Page and application data records:
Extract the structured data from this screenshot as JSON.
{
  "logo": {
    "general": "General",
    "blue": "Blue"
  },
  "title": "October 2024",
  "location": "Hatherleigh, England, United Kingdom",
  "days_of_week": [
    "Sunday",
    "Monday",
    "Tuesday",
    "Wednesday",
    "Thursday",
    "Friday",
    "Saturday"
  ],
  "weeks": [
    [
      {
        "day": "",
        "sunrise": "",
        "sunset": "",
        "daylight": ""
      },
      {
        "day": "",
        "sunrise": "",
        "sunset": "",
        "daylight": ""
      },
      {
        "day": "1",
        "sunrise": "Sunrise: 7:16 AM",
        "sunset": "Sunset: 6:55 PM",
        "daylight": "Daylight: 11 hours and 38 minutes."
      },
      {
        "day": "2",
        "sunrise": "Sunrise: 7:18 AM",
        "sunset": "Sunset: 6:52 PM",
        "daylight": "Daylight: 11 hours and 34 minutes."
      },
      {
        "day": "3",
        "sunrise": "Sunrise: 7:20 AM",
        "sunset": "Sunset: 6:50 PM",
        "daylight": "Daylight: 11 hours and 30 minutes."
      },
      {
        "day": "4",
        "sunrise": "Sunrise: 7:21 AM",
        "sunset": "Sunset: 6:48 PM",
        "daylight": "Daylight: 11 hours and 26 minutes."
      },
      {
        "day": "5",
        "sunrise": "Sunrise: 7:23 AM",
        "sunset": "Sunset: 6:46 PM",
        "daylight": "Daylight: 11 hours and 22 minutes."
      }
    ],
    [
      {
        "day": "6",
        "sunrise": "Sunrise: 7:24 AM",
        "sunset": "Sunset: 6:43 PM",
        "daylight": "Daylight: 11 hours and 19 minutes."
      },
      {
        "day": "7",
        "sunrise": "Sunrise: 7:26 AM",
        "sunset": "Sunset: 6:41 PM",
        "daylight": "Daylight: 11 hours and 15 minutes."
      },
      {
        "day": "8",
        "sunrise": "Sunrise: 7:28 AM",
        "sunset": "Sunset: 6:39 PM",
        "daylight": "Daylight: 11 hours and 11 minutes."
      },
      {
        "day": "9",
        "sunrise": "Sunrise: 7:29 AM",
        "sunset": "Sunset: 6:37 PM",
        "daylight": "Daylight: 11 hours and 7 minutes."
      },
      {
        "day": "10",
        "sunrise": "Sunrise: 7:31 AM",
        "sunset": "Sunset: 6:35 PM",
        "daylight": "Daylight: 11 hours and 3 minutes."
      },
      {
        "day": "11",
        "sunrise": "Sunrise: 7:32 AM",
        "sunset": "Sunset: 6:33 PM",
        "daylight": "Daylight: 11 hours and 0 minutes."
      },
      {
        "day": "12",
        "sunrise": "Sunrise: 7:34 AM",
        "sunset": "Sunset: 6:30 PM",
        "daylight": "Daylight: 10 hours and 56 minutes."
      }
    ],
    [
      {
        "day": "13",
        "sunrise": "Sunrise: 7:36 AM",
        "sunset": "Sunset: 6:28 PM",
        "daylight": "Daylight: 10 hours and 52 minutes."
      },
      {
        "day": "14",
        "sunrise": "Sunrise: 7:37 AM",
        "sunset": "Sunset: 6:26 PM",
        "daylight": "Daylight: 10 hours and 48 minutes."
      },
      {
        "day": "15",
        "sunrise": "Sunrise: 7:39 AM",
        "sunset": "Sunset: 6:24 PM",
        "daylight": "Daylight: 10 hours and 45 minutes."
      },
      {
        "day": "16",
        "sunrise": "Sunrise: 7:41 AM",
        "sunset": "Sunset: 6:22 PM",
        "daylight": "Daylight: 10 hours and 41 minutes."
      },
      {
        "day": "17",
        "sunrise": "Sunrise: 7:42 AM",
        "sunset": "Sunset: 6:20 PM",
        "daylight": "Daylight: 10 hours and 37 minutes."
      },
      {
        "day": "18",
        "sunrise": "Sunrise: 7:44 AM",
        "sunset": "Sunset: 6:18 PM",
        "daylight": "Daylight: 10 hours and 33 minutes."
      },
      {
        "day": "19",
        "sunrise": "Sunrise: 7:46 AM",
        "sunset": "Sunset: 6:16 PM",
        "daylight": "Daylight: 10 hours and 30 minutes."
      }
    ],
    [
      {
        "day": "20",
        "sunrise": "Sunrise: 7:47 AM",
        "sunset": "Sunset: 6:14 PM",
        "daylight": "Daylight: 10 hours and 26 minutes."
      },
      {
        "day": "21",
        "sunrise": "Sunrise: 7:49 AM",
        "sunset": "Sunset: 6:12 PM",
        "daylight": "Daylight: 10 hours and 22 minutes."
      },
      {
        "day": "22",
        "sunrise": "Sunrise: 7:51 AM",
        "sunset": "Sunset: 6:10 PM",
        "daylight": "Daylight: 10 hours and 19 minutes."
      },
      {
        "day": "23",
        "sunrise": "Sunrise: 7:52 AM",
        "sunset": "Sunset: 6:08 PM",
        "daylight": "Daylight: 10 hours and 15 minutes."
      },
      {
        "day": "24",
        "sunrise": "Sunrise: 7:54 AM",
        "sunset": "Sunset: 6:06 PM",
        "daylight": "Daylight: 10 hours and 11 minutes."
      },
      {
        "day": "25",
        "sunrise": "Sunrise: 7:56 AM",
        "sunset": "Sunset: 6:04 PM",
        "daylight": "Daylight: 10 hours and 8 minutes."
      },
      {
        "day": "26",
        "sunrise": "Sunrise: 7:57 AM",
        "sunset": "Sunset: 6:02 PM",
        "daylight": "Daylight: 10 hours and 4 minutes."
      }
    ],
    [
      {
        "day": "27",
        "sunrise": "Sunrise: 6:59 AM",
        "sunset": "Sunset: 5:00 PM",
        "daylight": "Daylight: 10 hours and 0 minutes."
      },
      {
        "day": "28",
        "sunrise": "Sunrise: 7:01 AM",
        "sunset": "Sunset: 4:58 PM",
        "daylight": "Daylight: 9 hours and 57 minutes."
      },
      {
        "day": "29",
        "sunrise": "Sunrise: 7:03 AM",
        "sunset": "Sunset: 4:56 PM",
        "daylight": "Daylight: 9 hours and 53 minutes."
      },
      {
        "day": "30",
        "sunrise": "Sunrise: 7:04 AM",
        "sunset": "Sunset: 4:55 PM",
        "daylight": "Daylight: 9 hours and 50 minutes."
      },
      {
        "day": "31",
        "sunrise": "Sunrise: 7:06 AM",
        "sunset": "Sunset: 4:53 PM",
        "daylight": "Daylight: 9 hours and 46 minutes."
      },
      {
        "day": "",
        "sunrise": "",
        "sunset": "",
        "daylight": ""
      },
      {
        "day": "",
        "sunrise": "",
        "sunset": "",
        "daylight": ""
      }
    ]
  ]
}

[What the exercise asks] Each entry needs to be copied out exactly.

[Answer box]
Extract the structured data from this screenshot as JSON.
{
  "logo": {
    "general": "General",
    "blue": "Blue"
  },
  "title": "October 2024",
  "location": "Hatherleigh, England, United Kingdom",
  "days_of_week": [
    "Sunday",
    "Monday",
    "Tuesday",
    "Wednesday",
    "Thursday",
    "Friday",
    "Saturday"
  ],
  "weeks": [
    [
      {
        "day": "",
        "sunrise": "",
        "sunset": "",
        "daylight": ""
      },
      {
        "day": "",
        "sunrise": "",
        "sunset": "",
        "daylight": ""
      },
      {
        "day": "1",
        "sunrise": "Sunrise: 7:16 AM",
        "sunset": "Sunset: 6:55 PM",
        "daylight": "Daylight: 11 hours and 38 minutes."
      },
      {
        "day": "2",
        "sunrise": "Sunrise: 7:18 AM",
        "sunset": "Sunset: 6:52 PM",
        "daylight": "Daylight: 11 hours and 34 minutes."
      },
      {
        "day": "3",
        "sunrise": "Sunrise: 7:20 AM",
        "sunset": "Sunset: 6:50 PM",
        "daylight": "Daylight: 11 hours and 30 minutes."
      },
      {
        "day": "4",
        "sunrise": "Sunrise: 7:21 AM",
        "sunset": "Sunset: 6:48 PM",
        "daylight": "Daylight: 11 hours and 26 minutes."
      },
      {
        "day": "5",
        "sunrise": "Sunrise: 7:23 AM",
        "sunset": "Sunset: 6:46 PM",
        "daylight": "Daylight: 11 hours and 22 minutes."
      }
    ],
    [
      {
        "day": "6",
        "sunrise": "Sunrise: 7:24 AM",
        "sunset": "Sunset: 6:43 PM",
        "daylight": "Daylight: 11 hours and 19 minutes."
      },
      {
        "day": "7",
        "sunrise": "Sunrise: 7:26 AM",
        "sunset": "Sunset: 6:41 PM",
        "daylight": "Daylight: 11 hours and 15 minutes."
      },
      {
        "day": "8",
        "sunrise": "Sunrise: 7:28 AM",
        "sunset": "Sunset: 6:39 PM",
        "daylight": "Daylight: 11 hours and 11 minutes."
      },
      {
        "day": "9",
        "sunrise": "Sunrise: 7:29 AM",
        "sunset": "Sunset: 6:37 PM",
        "daylight": "Daylight: 11 hours and 7 minutes."
      },
      {
        "day": "10",
        "sunrise": "Sunrise: 7:31 AM",
        "sunset": "Sunset: 6:35 PM",
        "daylight": "Daylight: 11 hours and 3 minutes."
      },
      {
        "day": "11",
        "sunrise": "Sunrise: 7:32 AM",
        "sunset": "Sunset: 6:33 PM",
        "daylight": "Daylight: 11 hours and 0 minutes."
      },
      {
        "day": "12",
        "sunrise": "Sunrise: 7:34 AM",
        "sunset": "Sunset: 6:30 PM",
        "daylight": "Daylight: 10 hours and 56 minutes."
      }
    ],
    [
      {
        "day": "13",
        "sunrise": "Sunrise: 7:36 AM",
        "sunset": "Sunset: 6:28 PM",
        "daylight": "Daylight: 10 hours and 52 minutes."
      },
      {
        "day": "14",
        "sunrise": "Sunrise: 7:37 AM",
        "sunset": "Sunset: 6:26 PM",
        "daylight": "Daylight: 10 hours and 48 minutes."
      },
      {
        "day": "15",
        "sunrise": "Sunrise: 7:39 AM",
        "sunset": "Sunset: 6:24 PM",
        "daylight": "Daylight: 10 hours and 45 minutes."
      },
      {
        "day": "16",
        "sunrise": "Sunrise: 7:41 AM",
        "sunset": "Sunset: 6:22 PM",
        "daylight": "Daylight: 10 hours and 41 minutes."
      },
      {
        "day": "17",
        "sunrise": "Sunrise: 7:42 AM",
        "sunset": "Sunset: 6:20 PM",
        "daylight": "Daylight: 10 hours and 37 minutes."
      },
      {
        "day": "18",
        "sunrise": "Sunrise: 7:44 AM",
        "sunset": "Sunset: 6:18 PM",
        "daylight": "Daylight: 10 hours and 33 minutes."
      },
      {
        "day": "19",
        "sunrise": "Sunrise: 7:46 AM",
        "sunset": "Sunset: 6:16 PM",
        "daylight": "Daylight: 10 hours and 30 minutes."
      }
    ],
    [
      {
        "day": "20",
        "sunrise": "Sunrise: 7:47 AM",
        "sunset": "Sunset: 6:14 PM",
        "daylight": "Daylight: 10 hours and 26 minutes."
      },
      {
        "day": "21",
        "sunrise": "Sunrise: 7:49 AM",
        "sunset": "Sunset: 6:12 PM",
        "daylight": "Daylight: 10 hours and 22 minutes."
      },
      {
        "day": "22",
        "sunrise": "Sunrise: 7:51 AM",
        "sunset": "Sunset: 6:10 PM",
        "daylight": "Daylight: 10 hours and 19 minutes."
      },
      {
        "day": "23",
        "sunrise": "Sunrise: 7:52 AM",
        "sunset": "Sunset: 6:08 PM",
        "daylight": "Daylight: 10 hours and 15 minutes."
      },
      {
        "day": "24",
        "sunrise": "Sunrise: 7:54 AM",
        "sunset": "Sunset: 6:06 PM",
        "daylight": "Daylight: 10 hours and 11 minutes."
      },
      {
        "day": "25",
        "sunrise": "Sunrise: 7:56 AM",
        "sunset": "Sunset: 6:04 PM",
        "daylight": "Daylight: 10 hours and 8 minutes."
      },
      {
        "day": "26",
        "sunrise": "Sunrise: 7:57 AM",
        "sunset": "Sunset: 6:02 PM",
        "daylight": "Daylight: 10 hours and 4 minutes."
      }
    ],
    [
      {
        "day": "27",
        "sunrise": "Sunrise: 6:59 AM",
        "sunset": "Sunset: 5:00 PM",
        "daylight": "Daylight: 10 hours and 0 minutes."
      },
      {
        "day": "28",
        "sunrise": "Sunrise: 7:01 AM",
        "sunset": "Sunset: 4:58 PM",
        "daylight": "Daylight: 9 hours and 57 minutes."
      },
      {
        "day": "29",
        "sunrise": "Sunrise: 7:03 AM",
        "sunset": "Sunset: 4:56 PM",
        "daylight": "Daylight: 9 hours and 53 minutes."
      },
      {
        "day": "30",
        "sunrise": "Sunrise: 7:04 AM",
        "sunset": "Sunset: 4:55 PM",
        "daylight": "Daylight: 9 hours and 50 minutes."
      },
      {
        "day": "31",
        "sunrise": "Sunrise: 7:06 AM",
        "sunset": "Sunset: 4:53 PM",
        "daylight": "Daylight: 9 hours and 46 minutes."
      },
      {
        "day": "",
        "sunrise": "",
        "sunset": "",
        "daylight": ""
      },
      {
        "day": "",
        "sunrise": "",
        "sunset": "",
        "daylight": ""
      }
    ]
  ]
}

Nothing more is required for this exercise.